[Stored data entries]
=-=-=-=-=

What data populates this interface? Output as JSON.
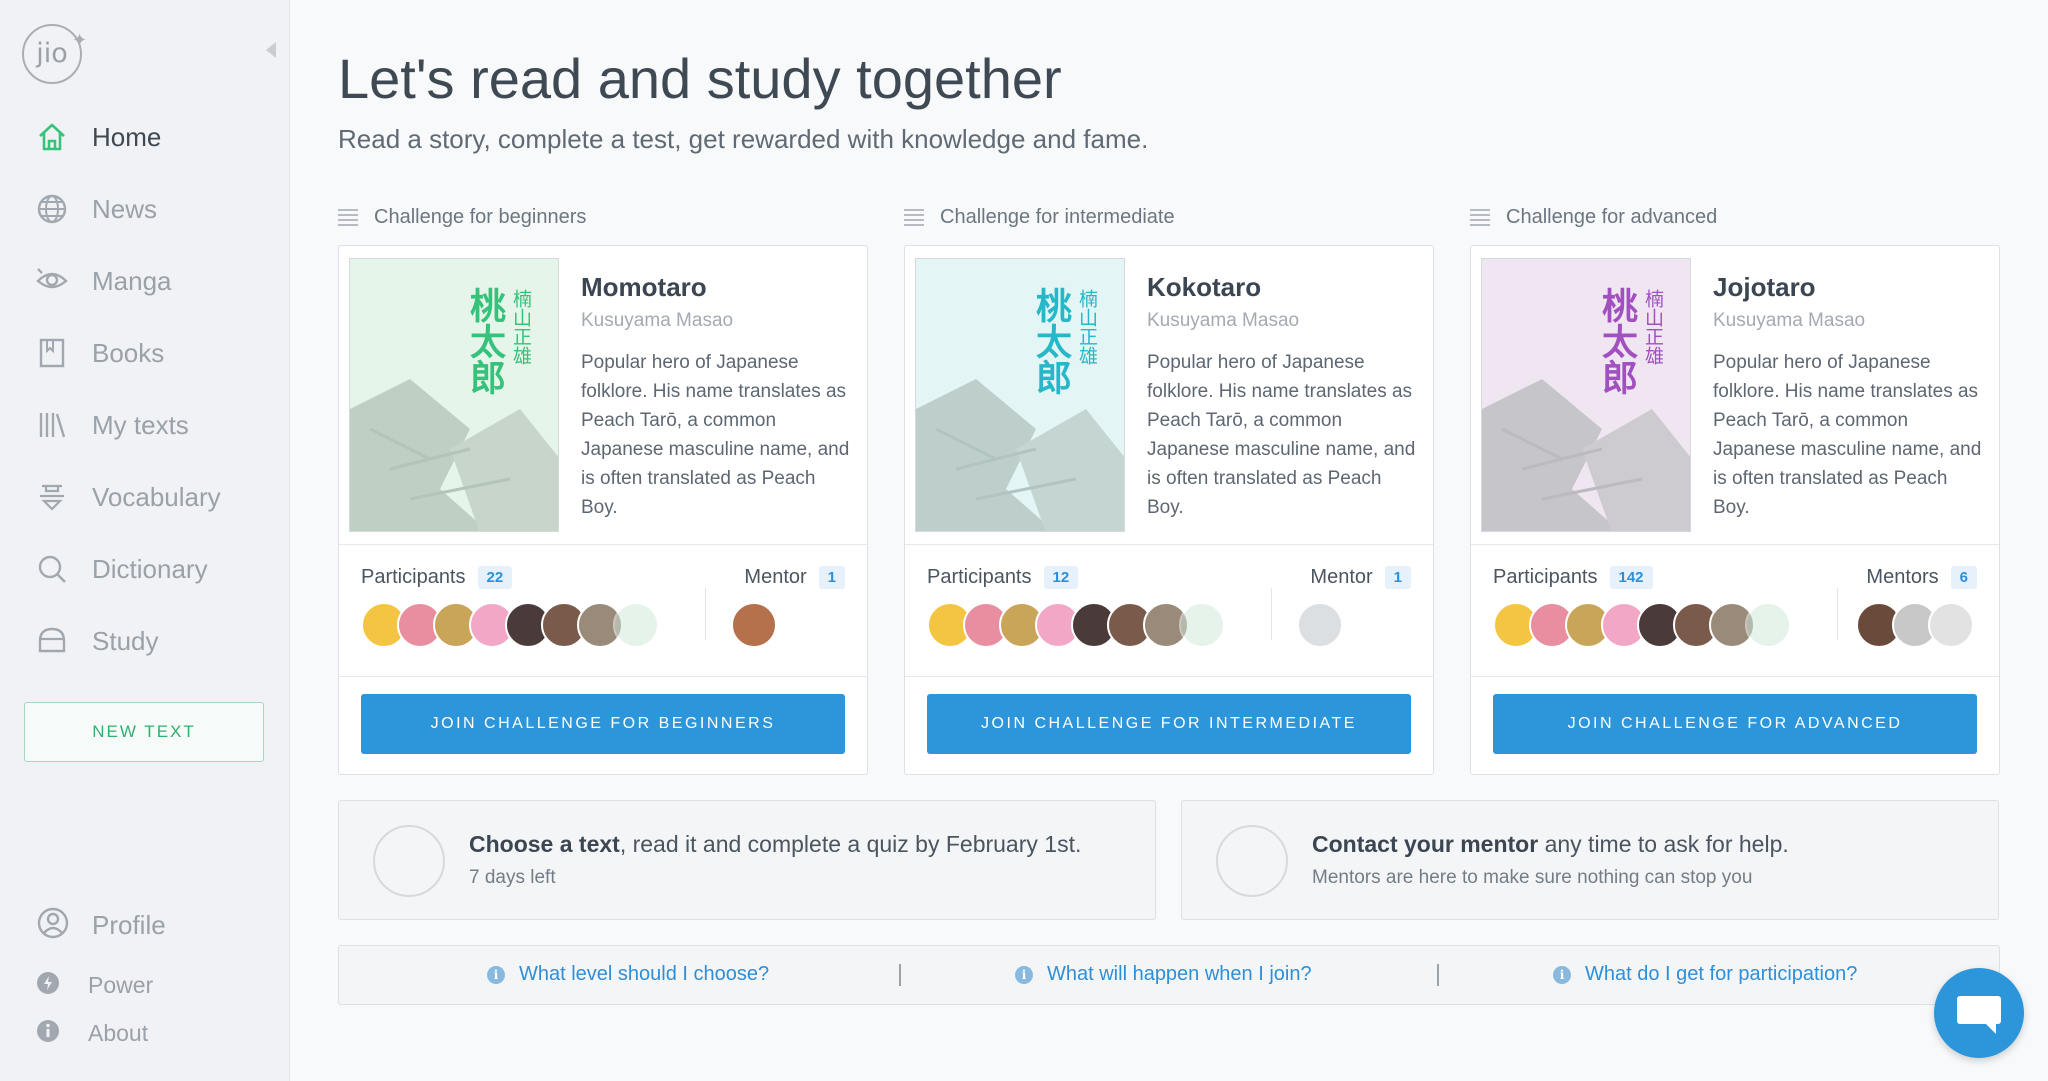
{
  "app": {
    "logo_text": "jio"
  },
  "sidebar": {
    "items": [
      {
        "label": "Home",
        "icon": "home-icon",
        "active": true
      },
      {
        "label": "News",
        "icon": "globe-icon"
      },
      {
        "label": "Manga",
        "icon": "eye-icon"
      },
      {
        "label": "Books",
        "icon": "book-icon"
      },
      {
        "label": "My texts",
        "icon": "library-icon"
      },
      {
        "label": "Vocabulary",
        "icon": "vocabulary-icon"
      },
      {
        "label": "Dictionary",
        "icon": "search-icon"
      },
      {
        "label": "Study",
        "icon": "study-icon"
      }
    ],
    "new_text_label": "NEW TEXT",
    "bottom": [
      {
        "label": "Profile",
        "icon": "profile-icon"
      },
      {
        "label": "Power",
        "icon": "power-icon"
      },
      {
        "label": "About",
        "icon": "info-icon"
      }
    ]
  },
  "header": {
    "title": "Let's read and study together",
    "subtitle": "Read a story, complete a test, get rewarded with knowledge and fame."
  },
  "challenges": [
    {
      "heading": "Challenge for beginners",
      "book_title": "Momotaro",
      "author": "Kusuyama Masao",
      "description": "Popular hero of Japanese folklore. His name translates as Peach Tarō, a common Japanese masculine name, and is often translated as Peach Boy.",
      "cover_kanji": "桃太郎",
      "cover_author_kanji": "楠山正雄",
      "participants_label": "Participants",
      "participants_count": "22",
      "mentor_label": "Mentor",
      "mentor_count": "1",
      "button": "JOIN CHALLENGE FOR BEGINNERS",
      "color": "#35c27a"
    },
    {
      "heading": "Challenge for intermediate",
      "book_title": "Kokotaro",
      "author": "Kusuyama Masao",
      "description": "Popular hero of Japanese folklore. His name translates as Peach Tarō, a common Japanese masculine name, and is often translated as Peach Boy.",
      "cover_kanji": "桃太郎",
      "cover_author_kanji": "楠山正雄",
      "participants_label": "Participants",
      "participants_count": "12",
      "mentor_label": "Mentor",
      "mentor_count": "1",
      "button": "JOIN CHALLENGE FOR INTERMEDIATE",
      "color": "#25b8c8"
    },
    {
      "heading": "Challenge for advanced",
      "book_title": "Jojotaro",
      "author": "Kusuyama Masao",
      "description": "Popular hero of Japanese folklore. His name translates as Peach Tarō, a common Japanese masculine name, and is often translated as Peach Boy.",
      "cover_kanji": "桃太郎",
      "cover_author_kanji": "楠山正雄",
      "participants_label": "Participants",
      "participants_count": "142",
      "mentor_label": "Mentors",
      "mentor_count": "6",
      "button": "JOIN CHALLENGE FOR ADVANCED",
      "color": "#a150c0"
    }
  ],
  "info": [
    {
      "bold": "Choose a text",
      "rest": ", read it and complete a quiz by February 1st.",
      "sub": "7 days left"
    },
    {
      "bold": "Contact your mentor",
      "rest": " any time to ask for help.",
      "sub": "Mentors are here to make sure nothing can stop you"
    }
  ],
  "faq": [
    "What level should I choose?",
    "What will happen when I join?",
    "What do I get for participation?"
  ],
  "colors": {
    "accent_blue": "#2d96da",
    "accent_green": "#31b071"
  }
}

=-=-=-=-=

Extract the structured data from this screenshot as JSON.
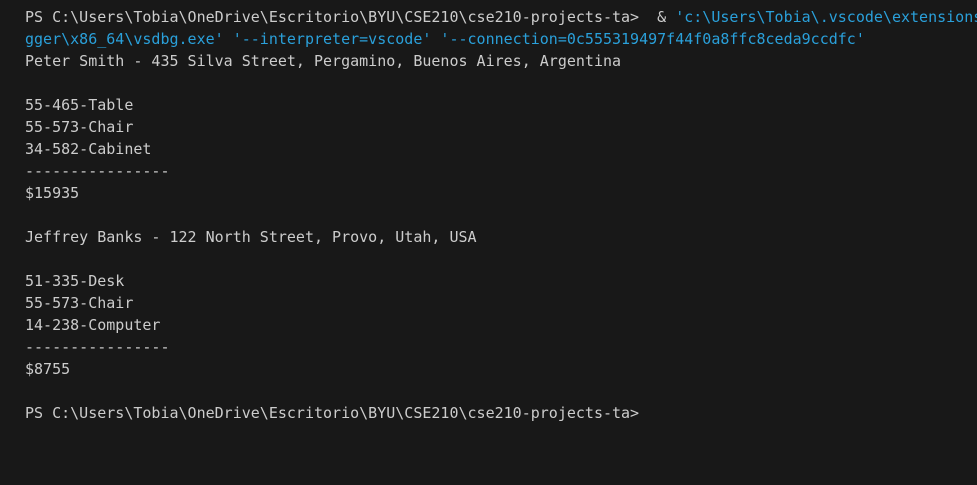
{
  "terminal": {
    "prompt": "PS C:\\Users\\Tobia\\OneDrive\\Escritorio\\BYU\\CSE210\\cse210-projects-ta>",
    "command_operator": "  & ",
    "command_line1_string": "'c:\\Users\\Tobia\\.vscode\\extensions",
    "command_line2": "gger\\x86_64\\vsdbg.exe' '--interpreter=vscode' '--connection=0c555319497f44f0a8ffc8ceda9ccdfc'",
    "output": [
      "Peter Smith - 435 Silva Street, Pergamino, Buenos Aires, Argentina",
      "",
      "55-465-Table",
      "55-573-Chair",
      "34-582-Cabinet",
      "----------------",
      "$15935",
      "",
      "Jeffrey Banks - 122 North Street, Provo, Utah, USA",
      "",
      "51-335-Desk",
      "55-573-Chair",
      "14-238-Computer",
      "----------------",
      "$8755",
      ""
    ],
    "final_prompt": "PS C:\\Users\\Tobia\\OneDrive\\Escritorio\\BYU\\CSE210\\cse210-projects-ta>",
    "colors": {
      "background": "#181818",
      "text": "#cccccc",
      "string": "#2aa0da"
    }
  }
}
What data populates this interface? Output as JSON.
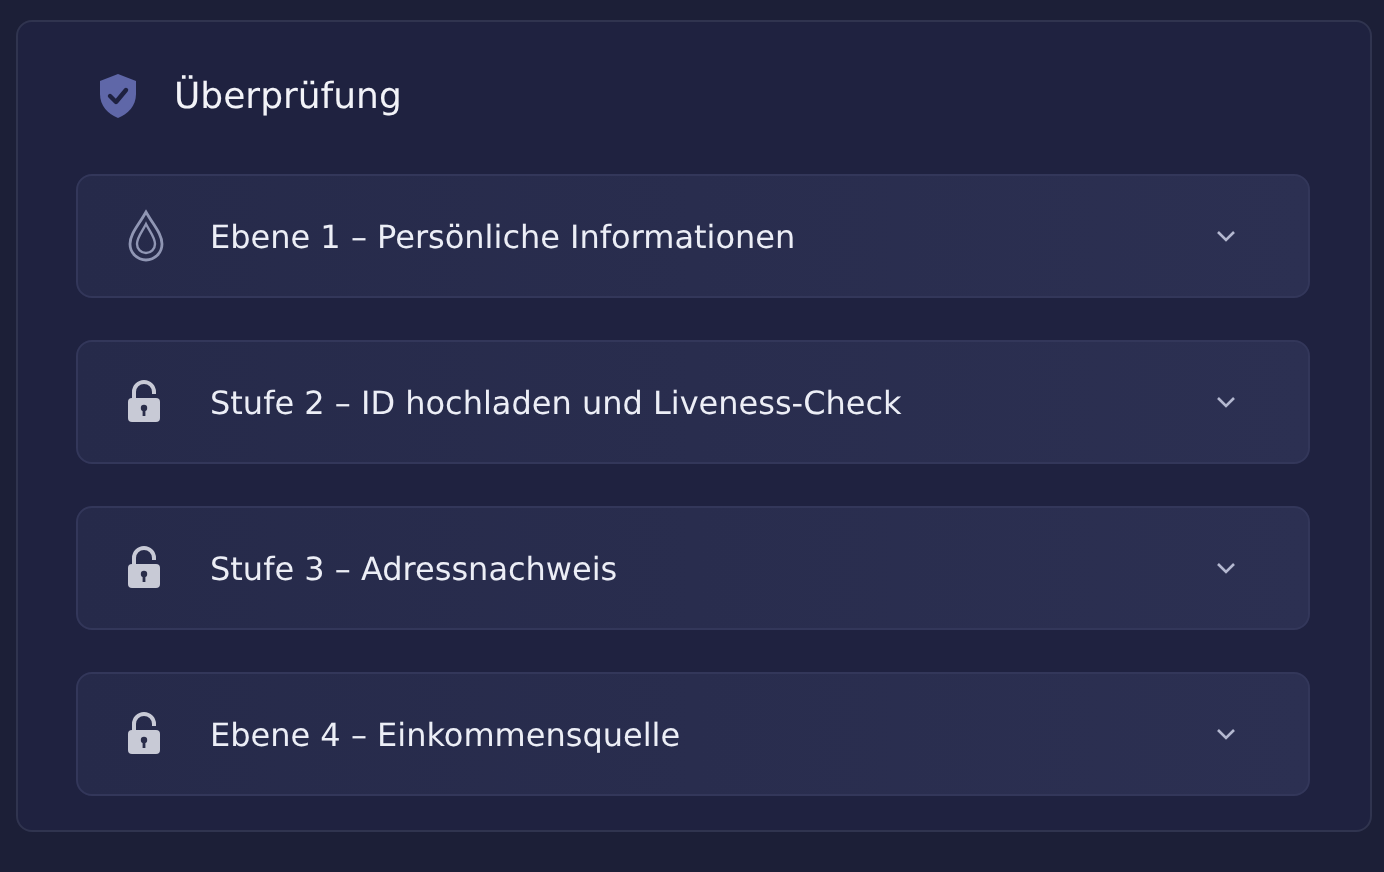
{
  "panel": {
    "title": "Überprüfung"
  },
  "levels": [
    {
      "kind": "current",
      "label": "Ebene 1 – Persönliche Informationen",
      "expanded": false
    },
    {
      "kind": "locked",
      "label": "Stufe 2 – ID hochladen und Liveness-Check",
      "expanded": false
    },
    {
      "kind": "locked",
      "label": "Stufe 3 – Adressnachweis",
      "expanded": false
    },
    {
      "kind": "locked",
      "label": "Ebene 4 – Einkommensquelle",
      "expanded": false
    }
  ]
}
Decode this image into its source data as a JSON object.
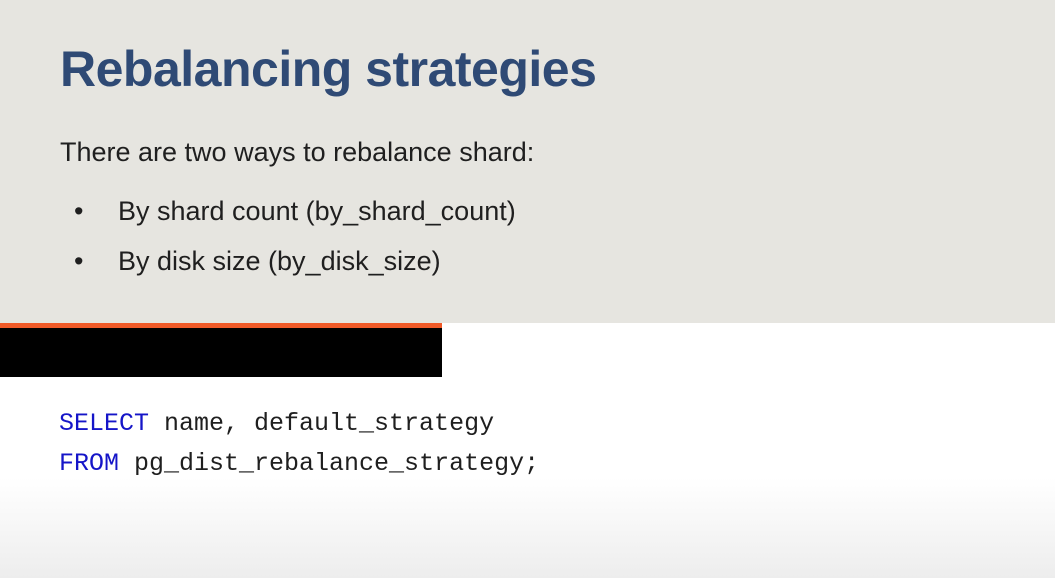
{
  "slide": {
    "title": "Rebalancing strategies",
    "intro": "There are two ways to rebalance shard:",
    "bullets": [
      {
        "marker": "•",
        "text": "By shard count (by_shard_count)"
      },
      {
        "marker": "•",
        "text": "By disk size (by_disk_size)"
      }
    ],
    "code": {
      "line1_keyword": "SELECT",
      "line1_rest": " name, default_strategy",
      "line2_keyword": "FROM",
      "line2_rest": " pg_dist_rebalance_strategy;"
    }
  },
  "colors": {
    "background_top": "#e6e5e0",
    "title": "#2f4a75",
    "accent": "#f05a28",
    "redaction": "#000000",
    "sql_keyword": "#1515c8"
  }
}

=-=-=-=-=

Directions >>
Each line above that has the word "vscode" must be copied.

Result of this task >>
    "command_line1_string": "'c:\\Users\\Tobia\\.vscode\\extensions",
    "command_line2": "gger\\x86_64\\vsdbg.exe' '--interpreter=vscode' '--connection=0c555319497f44f0a8ffc8ceda9ccdfc'",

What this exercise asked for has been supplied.